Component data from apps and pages

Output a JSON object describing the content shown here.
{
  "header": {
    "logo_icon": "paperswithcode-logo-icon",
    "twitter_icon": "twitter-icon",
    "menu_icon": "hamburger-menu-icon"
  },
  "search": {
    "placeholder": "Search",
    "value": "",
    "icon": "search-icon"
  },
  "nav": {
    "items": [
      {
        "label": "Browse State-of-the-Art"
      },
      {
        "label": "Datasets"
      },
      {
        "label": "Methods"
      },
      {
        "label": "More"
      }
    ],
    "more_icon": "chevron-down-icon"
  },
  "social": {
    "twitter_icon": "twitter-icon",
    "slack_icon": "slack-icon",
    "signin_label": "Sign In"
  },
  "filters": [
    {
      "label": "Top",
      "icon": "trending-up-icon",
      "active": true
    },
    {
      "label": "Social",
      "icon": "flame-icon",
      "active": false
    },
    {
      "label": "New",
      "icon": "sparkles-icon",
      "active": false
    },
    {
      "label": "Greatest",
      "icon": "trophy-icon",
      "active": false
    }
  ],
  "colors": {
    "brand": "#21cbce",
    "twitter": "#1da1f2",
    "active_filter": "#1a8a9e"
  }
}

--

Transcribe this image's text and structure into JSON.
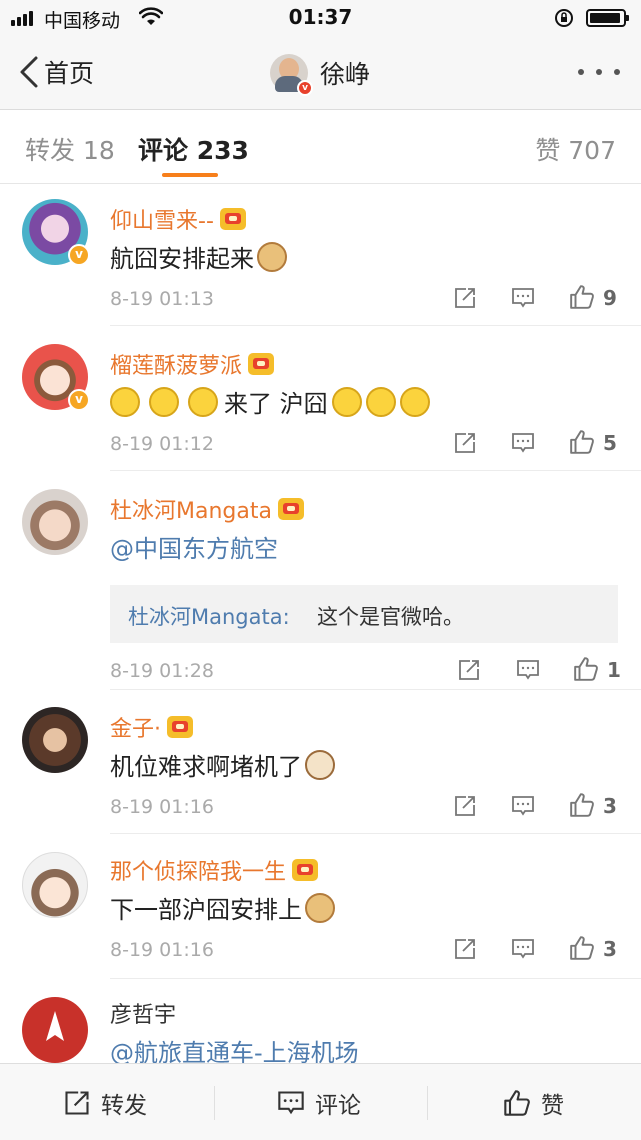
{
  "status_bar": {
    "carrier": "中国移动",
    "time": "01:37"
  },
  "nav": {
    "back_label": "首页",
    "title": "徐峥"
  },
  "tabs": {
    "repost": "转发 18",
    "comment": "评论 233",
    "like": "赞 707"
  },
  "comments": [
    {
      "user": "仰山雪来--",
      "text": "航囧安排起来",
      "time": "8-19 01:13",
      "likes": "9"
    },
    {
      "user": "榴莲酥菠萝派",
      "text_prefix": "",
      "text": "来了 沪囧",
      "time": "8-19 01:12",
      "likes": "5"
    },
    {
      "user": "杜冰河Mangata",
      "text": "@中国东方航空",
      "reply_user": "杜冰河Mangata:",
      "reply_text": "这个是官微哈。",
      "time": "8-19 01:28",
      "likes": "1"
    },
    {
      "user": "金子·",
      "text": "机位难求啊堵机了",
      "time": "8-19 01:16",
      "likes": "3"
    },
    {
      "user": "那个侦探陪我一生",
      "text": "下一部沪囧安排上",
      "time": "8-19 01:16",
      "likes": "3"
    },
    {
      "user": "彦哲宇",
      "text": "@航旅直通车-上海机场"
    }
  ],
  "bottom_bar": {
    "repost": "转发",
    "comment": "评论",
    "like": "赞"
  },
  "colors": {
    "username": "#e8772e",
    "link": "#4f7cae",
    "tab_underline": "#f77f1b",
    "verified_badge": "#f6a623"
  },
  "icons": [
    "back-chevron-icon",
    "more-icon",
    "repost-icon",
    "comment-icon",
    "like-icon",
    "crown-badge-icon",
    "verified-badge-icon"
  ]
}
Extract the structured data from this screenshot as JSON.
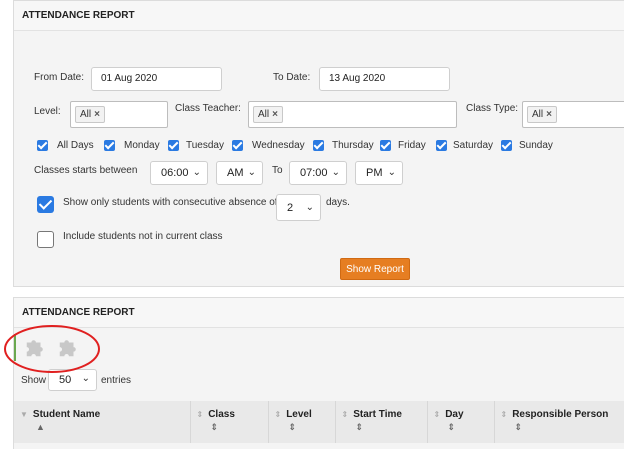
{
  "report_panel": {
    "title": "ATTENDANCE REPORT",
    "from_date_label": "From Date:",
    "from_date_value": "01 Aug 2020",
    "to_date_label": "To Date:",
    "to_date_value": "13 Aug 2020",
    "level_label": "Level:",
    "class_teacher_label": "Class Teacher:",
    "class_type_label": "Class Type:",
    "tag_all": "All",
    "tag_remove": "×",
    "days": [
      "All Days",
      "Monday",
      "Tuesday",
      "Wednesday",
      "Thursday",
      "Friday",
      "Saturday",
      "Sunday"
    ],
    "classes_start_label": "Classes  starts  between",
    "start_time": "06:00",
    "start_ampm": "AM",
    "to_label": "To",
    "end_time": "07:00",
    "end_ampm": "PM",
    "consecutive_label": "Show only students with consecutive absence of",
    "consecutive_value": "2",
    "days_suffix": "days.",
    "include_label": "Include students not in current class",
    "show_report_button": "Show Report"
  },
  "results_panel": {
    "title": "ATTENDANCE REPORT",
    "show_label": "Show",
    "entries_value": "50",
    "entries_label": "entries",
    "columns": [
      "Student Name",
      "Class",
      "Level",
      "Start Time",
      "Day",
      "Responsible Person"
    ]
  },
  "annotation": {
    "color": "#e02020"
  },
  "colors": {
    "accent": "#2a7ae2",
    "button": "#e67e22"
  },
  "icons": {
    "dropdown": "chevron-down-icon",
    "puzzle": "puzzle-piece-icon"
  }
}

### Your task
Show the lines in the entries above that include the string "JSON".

### Exercise answer
Output a JSON object describing the content shown here.
Transcribe this image's text and structure into JSON.
Extract the structured data from this screenshot as JSON.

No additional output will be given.